Veterans and Chronic Pain


Veterans Experience More Pain

Veterans are more likely to develop severe, chronic pain than general public. Veterans have greater exposure to both physical trauma and psychological stress-- conditions that compound pain.  Pain is often more complex among Veterans than for others because of the severity of physical and emotional trauma experienced in combat.  Complex pain requires comprehensive treatment.

Addiction to Prescription Opioids

In 2014, the VA came under a great deal of public scrutiny for treatment delays and service quality issues. The over-prescribing of addicting opioid medications was one of the criticisms about quality of care rendered to veterans treated for chronic pain.

In an article entitled "The enemy at home: Veterans addicted and dying from VA pain pills", WTHR Eyewitness News Indianapolis (4/25/14) reported "Military records and independent studies obtained by 13 Investigates show many returning veterans received staggering amounts of powerful narcotics to treat their physical and emotional wounds. Veterans and military insiders are now coming forward to expose the Department of Veterans Affairs' flawed and dangerous pain management program."

In response to concerns about opioid prescribing, In 2014, the VA launched a Opioid Safety Initiative, described as a multi-faceted approach to reduce the use of opioids among Veterans using VA health care and to improve the quality of life for the hundreds of thousands of veterans suffering from chronic pain.

For those veterans who have become addicted to prescription opioids, access to pain management may be more difficult than for those without addiction. Unfortunately, some veterans who misused or abused drugs, find themselves "cut off" from their medications without access to needed integrated pain-addiction treatment.

Opioids in Combination with "Benzo's"

Many veterans receive prescriptions for both opioids and benzodiazepines (e.g. diazepam, alprazolam, clonazepam).  This is NOT a good combination; current treatment guidelines for pain management and psychiatric conditions advise against  benzodiazepines with opioids because of proven risks without any proven benefit.

 Benzodiazepines are NOT indicated for PTSD; according to the VA's National Center for PTSD (2013), about 30% of veterans treated in the VA system for PTSD continue to receive prescriptions for the benzodiazepines despite the fact that this treatment is inconsistent with the VA's own guidelines. Many of these same veterans receive opioid prescriptions for chronic pain, often from a different clinician, thus increasing the risk of injury and addiction.

The VA's Commitment to Improve Services

Most of the VA's pain management services are provided by primary care physicians; some are more knowledgeable than others as acknowledged by the Department of Defense/VA's Pain Management Task Force (2010)... "each medical provider's understanding and approach to pain management is unique and variable, as it is significantly influenced by each physician's academic medical training, mentors, cultural beliefs ,and personal experiences with pain. In addition, there is a lack of clear ownership of pain medicine by any one medical specialty." As noted above, there appears to be an overreliance on the use of opioids with the VA system.
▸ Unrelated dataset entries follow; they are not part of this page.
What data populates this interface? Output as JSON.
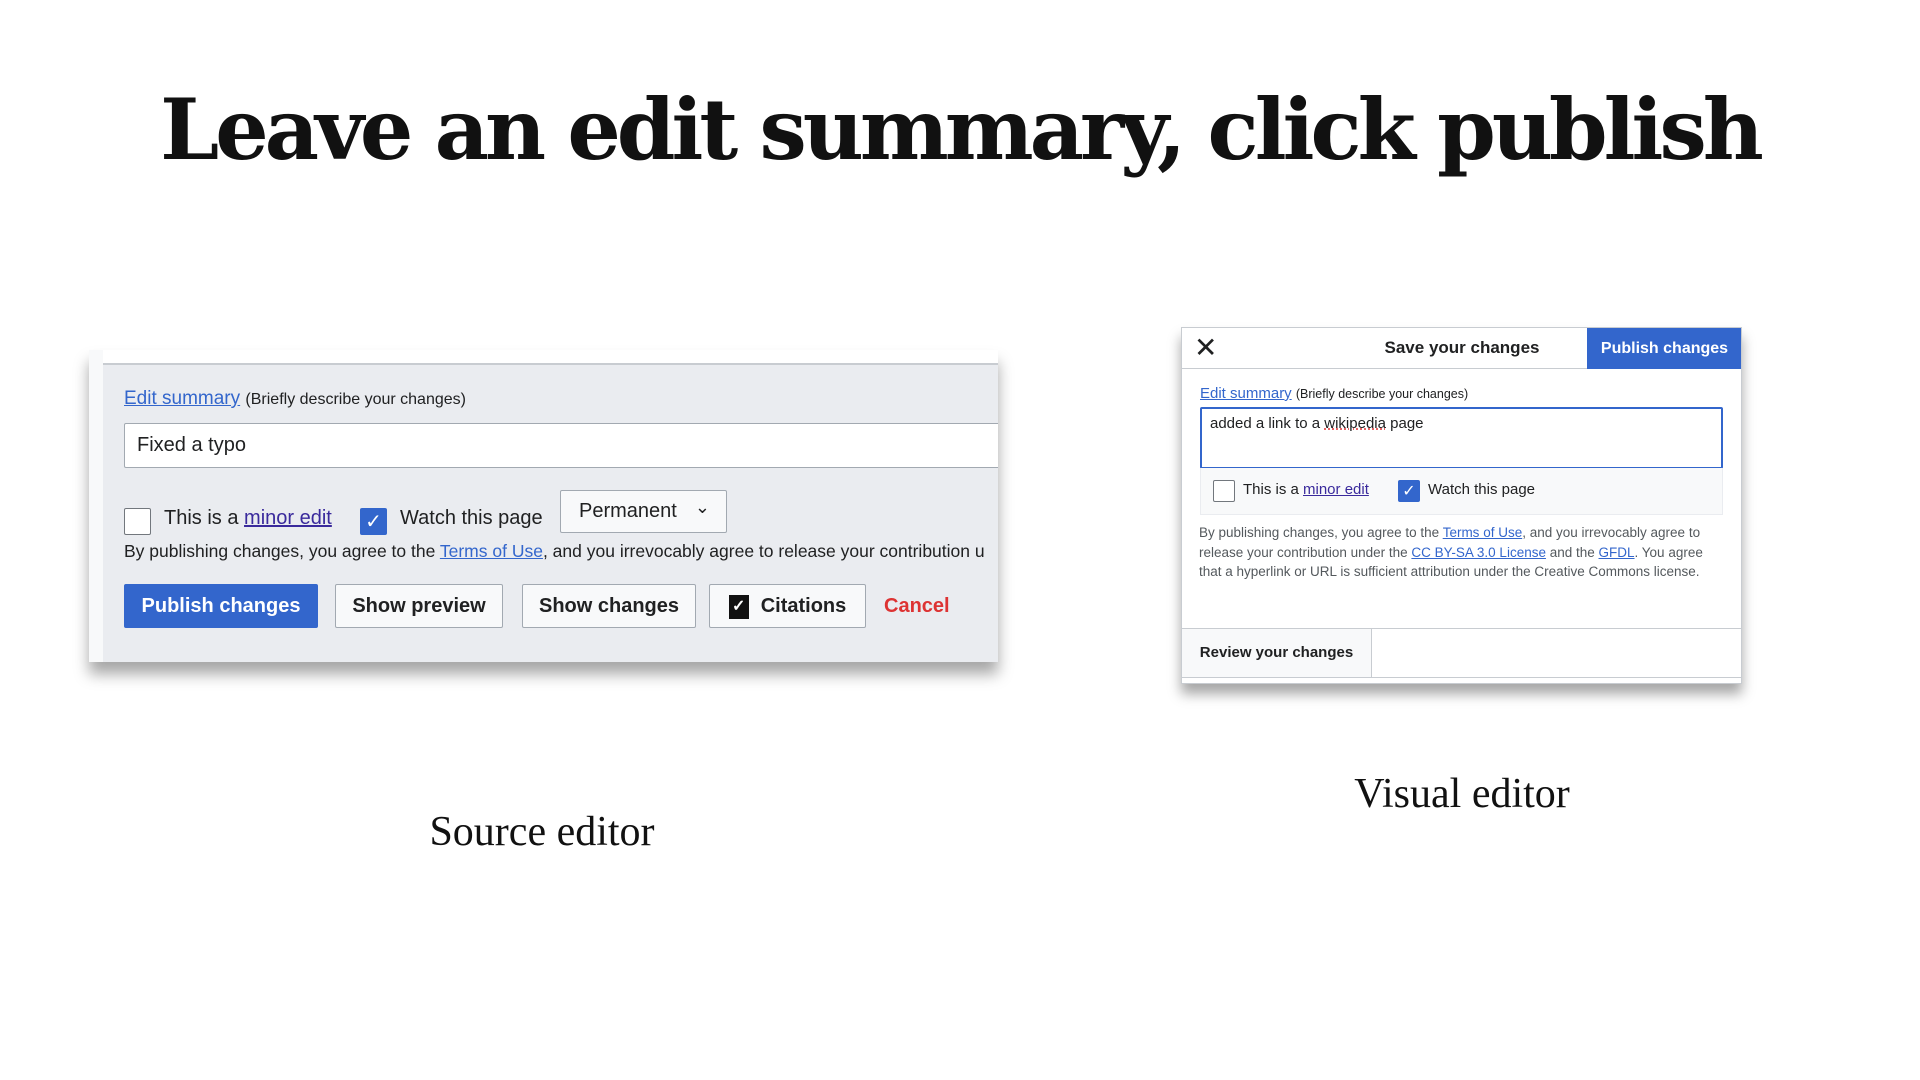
{
  "title": "Leave an edit summary, click publish",
  "captions": {
    "source": "Source editor",
    "visual": "Visual editor"
  },
  "source_editor": {
    "edit_summary_link": "Edit summary",
    "edit_summary_hint": "(Briefly describe your changes)",
    "summary_value": "Fixed a typo",
    "minor_prefix": "This is a ",
    "minor_link": "minor edit",
    "minor_checked": false,
    "watch_label": "Watch this page",
    "watch_checked": true,
    "watch_period": "Permanent",
    "terms_prefix": "By publishing changes, you agree to the ",
    "terms_link": "Terms of Use",
    "terms_suffix": ", and you irrevocably agree to release your contribution u",
    "buttons": {
      "publish": "Publish changes",
      "preview": "Show preview",
      "changes": "Show changes",
      "citations": "Citations",
      "cancel": "Cancel"
    }
  },
  "visual_editor": {
    "close_icon": "close-icon",
    "title": "Save your changes",
    "publish": "Publish changes",
    "edit_summary_link": "Edit summary",
    "edit_summary_hint": "(Briefly describe your changes)",
    "summary_parts": [
      "added a link to a ",
      "wikipedia",
      " page"
    ],
    "minor_prefix": "This is a ",
    "minor_link": "minor edit",
    "minor_checked": false,
    "watch_label": "Watch this page",
    "watch_checked": true,
    "terms": {
      "t1": "By publishing changes, you agree to the ",
      "l1": "Terms of Use",
      "t2": ", and you irrevocably agree to release your contribution under the ",
      "l2": "CC BY-SA 3.0 License",
      "t3": " and the ",
      "l3": "GFDL",
      "t4": ". You agree that a hyperlink or URL is sufficient attribution under the Creative Commons license."
    },
    "review": "Review your changes"
  },
  "colors": {
    "accent": "#3366cc",
    "cancel": "#dd3333"
  }
}
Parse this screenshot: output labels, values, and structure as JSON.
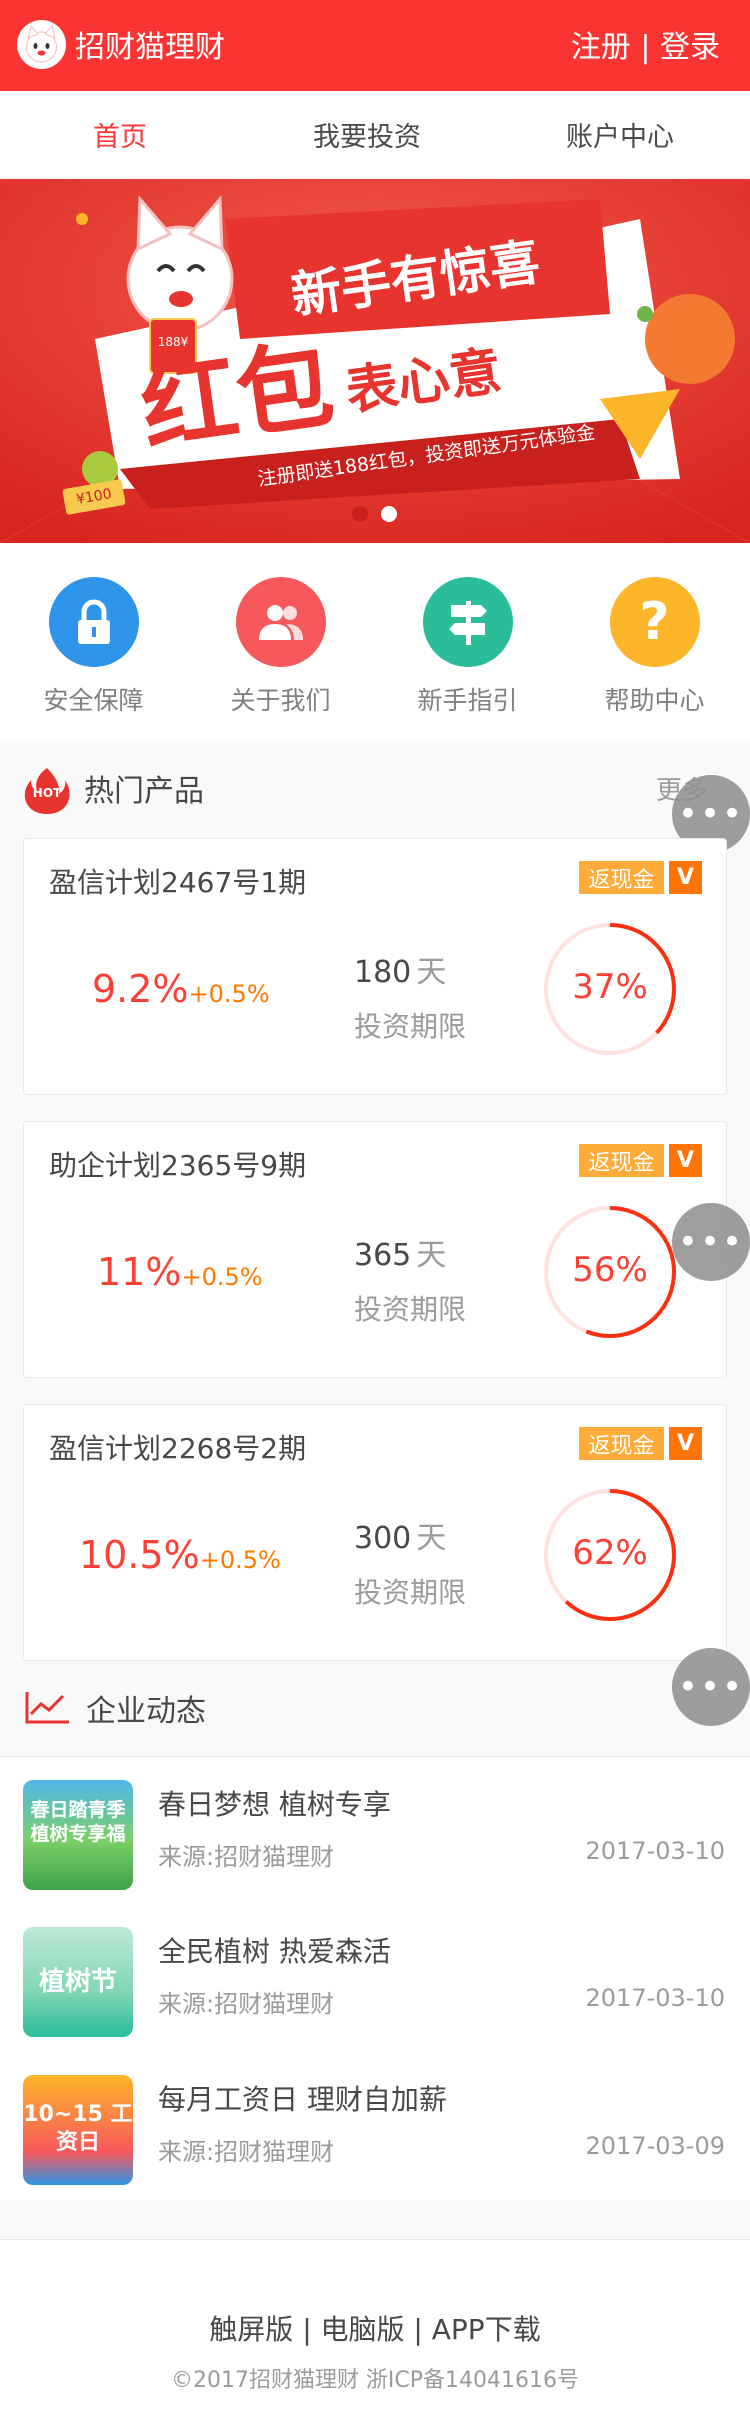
{
  "header": {
    "brand": "招财猫理财",
    "auth": "注册 | 登录"
  },
  "nav": {
    "items": [
      "首页",
      "我要投资",
      "账户中心"
    ],
    "active_color": "#ff3636"
  },
  "banner": {
    "headline": "新手有惊喜",
    "big_text": "红包",
    "sub_text": "表心意",
    "promo": "注册即送188红包，投资即送万元体验金",
    "coin_label": "¥100",
    "envelope_label": "188¥"
  },
  "quick_links": [
    {
      "label": "安全保障",
      "icon": "lock-icon",
      "color": "#2e95e8"
    },
    {
      "label": "关于我们",
      "icon": "users-icon",
      "color": "#f7585b"
    },
    {
      "label": "新手指引",
      "icon": "signpost-icon",
      "color": "#2bbd9a"
    },
    {
      "label": "帮助中心",
      "icon": "question-icon",
      "color": "#fdb529"
    }
  ],
  "hot": {
    "badge": "HOT",
    "title": "热门产品",
    "more": "更多"
  },
  "products": [
    {
      "name": "盈信计划2467号1期",
      "rate": "9.2%",
      "plus": "+0.5%",
      "days": "180",
      "unit": "天",
      "term_label": "投资期限",
      "progress_text": "37%",
      "progress": 0.37,
      "tag": "返现金",
      "tag_v": "V"
    },
    {
      "name": "助企计划2365号9期",
      "rate": "11%",
      "plus": "+0.5%",
      "days": "365",
      "unit": "天",
      "term_label": "投资期限",
      "progress_text": "56%",
      "progress": 0.56,
      "tag": "返现金",
      "tag_v": "V"
    },
    {
      "name": "盈信计划2268号2期",
      "rate": "10.5%",
      "plus": "+0.5%",
      "days": "300",
      "unit": "天",
      "term_label": "投资期限",
      "progress_text": "62%",
      "progress": 0.62,
      "tag": "返现金",
      "tag_v": "V"
    }
  ],
  "news_section": {
    "title": "企业动态"
  },
  "news": [
    {
      "title": "春日梦想 植树专享",
      "source": "来源:招财猫理财",
      "date": "2017-03-10",
      "thumb_text": "春日踏青季 植树专享福"
    },
    {
      "title": "全民植树 热爱森活",
      "source": "来源:招财猫理财",
      "date": "2017-03-10",
      "thumb_text": "植树节"
    },
    {
      "title": "每月工资日 理财自加薪",
      "source": "来源:招财猫理财",
      "date": "2017-03-09",
      "thumb_text": "10~15 工资日"
    }
  ],
  "footer": {
    "links": "触屏版 | 电脑版 | APP下载",
    "copyright": "©2017招财猫理财 浙ICP备14041616号"
  },
  "colors": {
    "brand_red": "#FA3432",
    "rate": "#FB4034",
    "plus": "#FF7900",
    "tag": "#FFAB37",
    "tag_v": "#FF7404",
    "ring": "#FA3012",
    "ring_bg": "#FFE2E0"
  }
}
Since addiction, chronic pain, and psychiatric disorders (e.g. PTSD) often overlap, good care requires coordination between the VA's medical, psychiatric, and addiction treatment services. This can a challenge at some VA clinics. The Pain Management Task Force (2010) acknowledged the need to improve services in detailed report with 109 recommendations and four (4) key steps toward achieving a "comprehensive pain management strategy that is holistic, multidisciplinary, and multimodal in its approach" 

For many veterans, access to evidence-based, multidisciplinary pain management remains a challenge. Relatively few veterans are able to participate in the VA's specialized inpatient or outpatient pain programs.

Consider these Action Steps

1) If you are addicted or think you may be become addicted, share your concerns with a family member or a friend. 

2) If you are worried about the medications you are taking, discuss this with your healthcare provider.

3) If you are receiving care both within and outside the VA system, encourage your providers to communicate. Integration of medical services is essential to quality care. Sometimes providers outside the VA system use addiction and mental health "confidentiality regulations" as an excuse for not communicating.  With your consent, information can and should be shared. You are in charge how much, when, and how often information is communicated.

4) Be informed about all the services available to you through the VA system especially its specialty pain programs.

5) Advocate for the care you need. Bring a list of your questions/concerns to each appointment.

6) If you completed any of the self assessment tests on this website, share the results with your healthcare provider.